Diabetes – What is Diabetes?
Diabetes is a serious condition that affects millions of people every year. It is caused because the body doesn’t make enough insulin or utilize the insulin it has effectively.
Exercise, diet and medication can help prevent or delay the disease. It is also crucial to be aware of the signs, so you can tell if there is a problem and seek treatment.
What is diabetes?
Diabetes is an ongoing (long-lasting) health issue that affects the way your body turns food into energy. It happens when your pancreas isn’t producing enough insulin or isn’t able to use it as effectively as it should.
Insulin is the hormone that aids your body absorb and use glucose, also referred to as sugar. People suffering from type 2 diabetes don’t make enough insulin or their bodies don’t make it in a proper way.
In both types of diabetes, the blood sugar levels get excessively high over time. This can lead to problems with your eyes, feet, and kidneys. It can also damage the blood vessels in your heart and brain.
Type 1 diabetes
Type 1 diabetes is an autoimmune condition and means that the body’s immune system attacks and destroys insulin-producing cell in the pancreas. This destruction can happen over months or even years before eventually resulting in the total absence of insulin.
People with type 1 diabetes need to take insulin every day. They also need to monitor their blood glucose levels and adjust the levels of insulin, food and activity levels to keep their blood glucose within the healthy range.
Type 2 diabetes
If you have type 2 diabetes, your body does not utilize insulin in the way it should. Insulin is a hormone which helps your cells take blood sugar (glucose) out of your blood and into your cells where it can be used as energy.

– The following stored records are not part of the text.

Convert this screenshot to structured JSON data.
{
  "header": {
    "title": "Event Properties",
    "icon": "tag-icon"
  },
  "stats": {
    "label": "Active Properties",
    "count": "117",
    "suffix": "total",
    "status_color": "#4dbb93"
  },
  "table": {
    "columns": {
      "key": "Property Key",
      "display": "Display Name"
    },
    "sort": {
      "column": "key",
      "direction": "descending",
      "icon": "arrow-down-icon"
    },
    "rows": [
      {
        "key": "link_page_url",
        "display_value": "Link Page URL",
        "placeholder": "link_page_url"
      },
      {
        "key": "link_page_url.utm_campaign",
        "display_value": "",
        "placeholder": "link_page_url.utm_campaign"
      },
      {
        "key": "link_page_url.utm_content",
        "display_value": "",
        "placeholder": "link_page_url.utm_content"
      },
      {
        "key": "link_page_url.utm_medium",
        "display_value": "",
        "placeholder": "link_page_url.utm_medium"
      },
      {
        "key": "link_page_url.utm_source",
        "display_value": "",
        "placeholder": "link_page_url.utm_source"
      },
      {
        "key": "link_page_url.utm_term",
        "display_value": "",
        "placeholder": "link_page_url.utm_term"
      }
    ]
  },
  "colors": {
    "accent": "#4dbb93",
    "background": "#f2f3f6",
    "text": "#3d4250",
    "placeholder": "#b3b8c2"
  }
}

Type 2 diabetics have to exercise and eat a healthy diet. They might also need to take medicine to control their blood sugar levels.
Symptoms of diabetes in women
Diabetes is a chronic illness that affects all races as well as ethnic groups as well as ages and genders. However women are at a higher risk than males.
Women with diabetes are more likely to suffer from complications, including heart disease (the most common complication associated with diabetes) and loss of vision.
One of the early signs of women suffering from diabetes is a rise in thirst and the frequency of urination, which is known as polydipsia. This is because diabetes causes excessive sugar to accumulate in your blood and your kidneys aren’t able to get rid of it in a proper manner.
Men who suffer from diabetes show signs
Diabetes is a condition that occurs when cells are unable to use glucose (blood sugar) as energy source. This is usually because the pancreas doesn’t produce enough insulin.
This can result in high blood glucose levels. Your body then tries to lower these levels by flushing the excess glucose from your bloodstream via urine.
Patients with diabetes typically feel thirsty and need to drink large quantities of fluids. This can be up to four liters a day.
Men can be able to experience weight loss too as their bodies break down muscle to make energy, instead of fat. This is due to their blood sugar levels remain high for prolonged periods of time.
A healthy diet for diabetes can be a key part of managing the condition. It can help you manage your blood sugar levels, manage your weight and reduce the risk of heart disease by reducing risk factors.
Your diet should comprise plenty of whole food items, including fruits, whole grains, vegetables, beans and low-fat dairy. It should be free of added sugars and saturated fats (unhealthy).
You may consider limiting your consumption of drinks that are sweetened with sugar. These drinks are usually packed with sugar which can cause blood sugar levels to rise.
Your doctor may prescribe diabetes-related medications to keep your blood sugar (glucose) levels within the normal range. These medications are typically used with lifestyle changes, such as exercise and diet to manage your diabetes.
If your blood sugar levels aren’t well controlled by one medicine it is possible that a different medicine will be added. Your doctor will work with you to determine the most appropriate medicine for your specific needs and preferences.
Newer drugs like glucagonlike receptor agonists for peptide-1 as well as sodium-glucose inhibitors that lower blood sugar levels, offer cardiovascular and kidney benefits, and lower the risk of complications. They’re also helpful for weight loss and are available in injectable and tablet forms.